Problem details
Below are records; copy every line among them that contains the word "HOME".
▬▬▬
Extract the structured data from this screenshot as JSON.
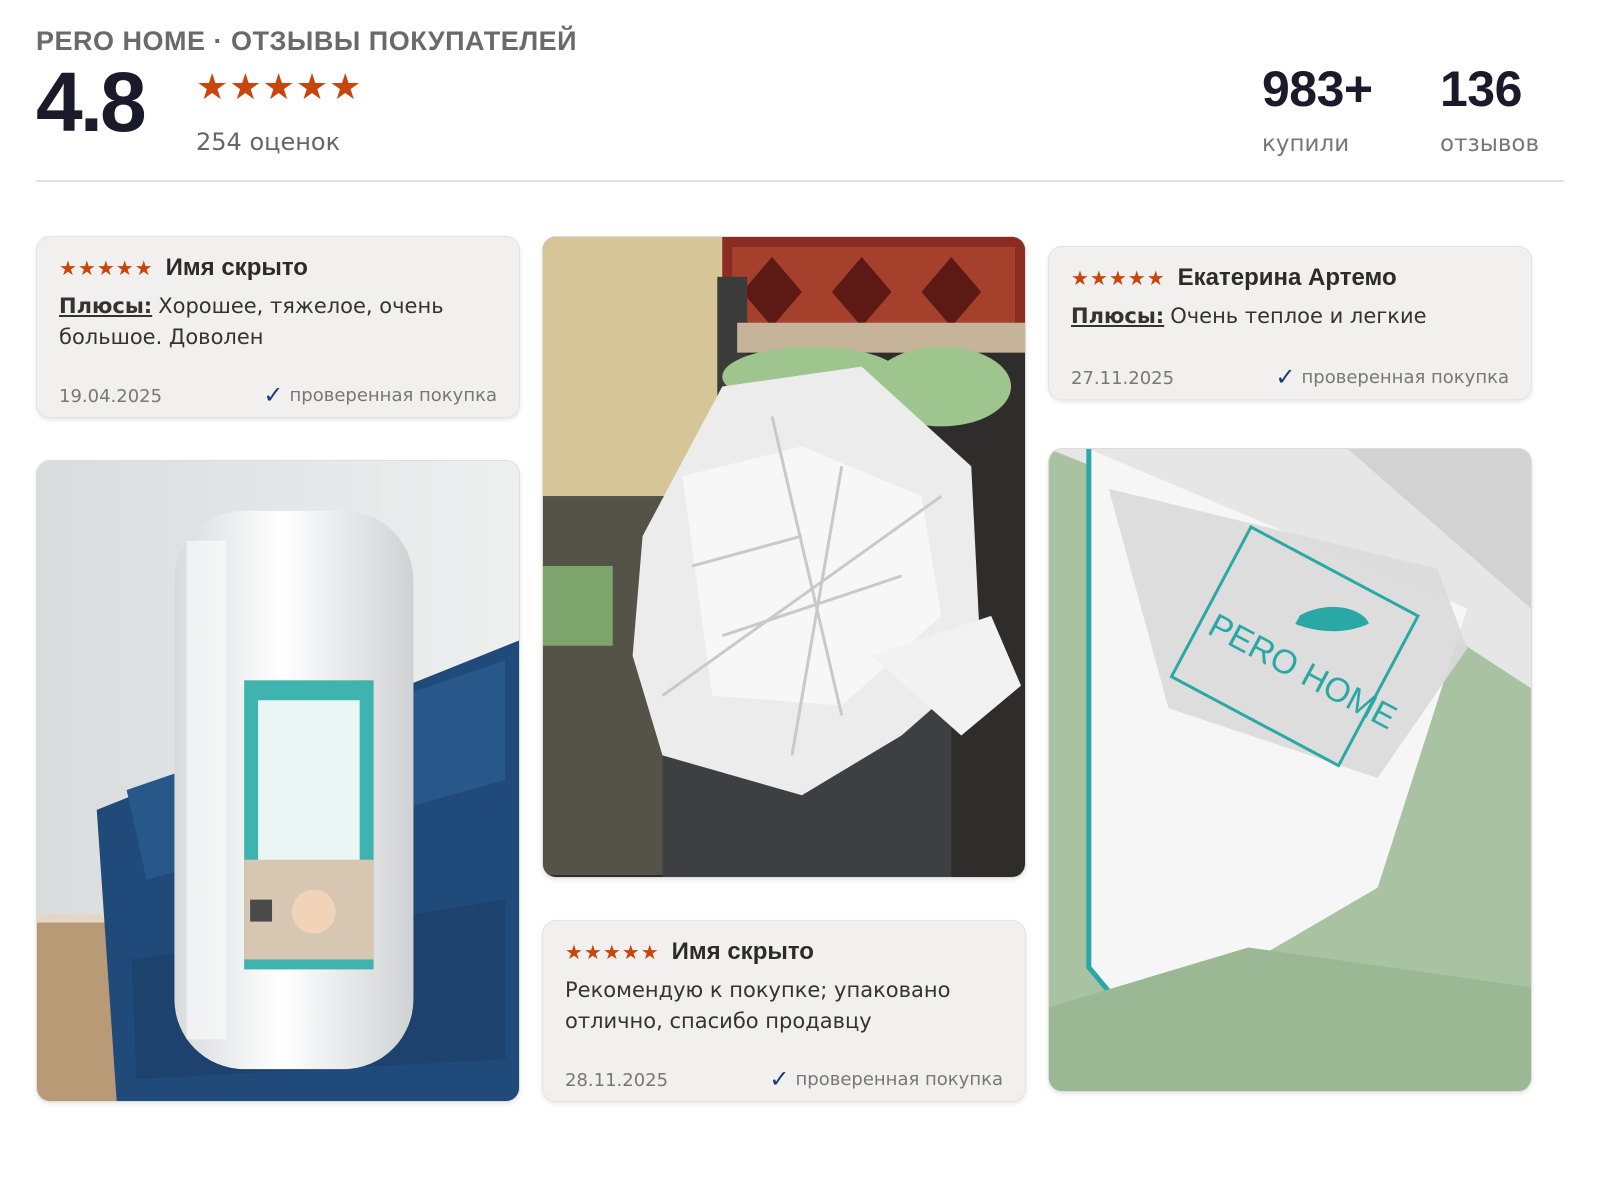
{
  "header": {
    "brand": "PERO HOME · ОТЗЫВЫ ПОКУПАТЕЛЕЙ",
    "score": "4.8",
    "stars": "★★★★★",
    "ratings_count": "254 оценок",
    "bought_value": "983+",
    "bought_label": "купили",
    "reviews_value": "136",
    "reviews_label": "отзывов"
  },
  "reviews": [
    {
      "stars": "★★★★★",
      "author": "Имя скрыто",
      "pros_label": "Плюсы:",
      "text": "Хорошее, тяжелое, очень большое. Доволен",
      "date": "19.04.2025",
      "verified": "проверенная покупка"
    },
    {
      "stars": "★★★★★",
      "author": "Екатерина Артемо",
      "pros_label": "Плюсы:",
      "text": "Очень теплое и легкие",
      "date": "27.11.2025",
      "verified": "проверенная покупка"
    },
    {
      "stars": "★★★★★",
      "author": "Имя скрыто",
      "text": "Рекомендую к покупке; упаковано отлично, спасибо продавцу",
      "date": "28.11.2025",
      "verified": "проверенная покупка"
    }
  ],
  "photo_label": {
    "brand": "PERO HOME"
  },
  "colors": {
    "star": "#c8450c",
    "check": "#1e3a74",
    "card_bg": "#f1f0ee",
    "teal": "#2aa8a6"
  }
}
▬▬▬
Solution
    "brand": "PERO HOME · ОТЗЫВЫ ПОКУПАТЕЛЕЙ",
    "brand": "PERO HOME"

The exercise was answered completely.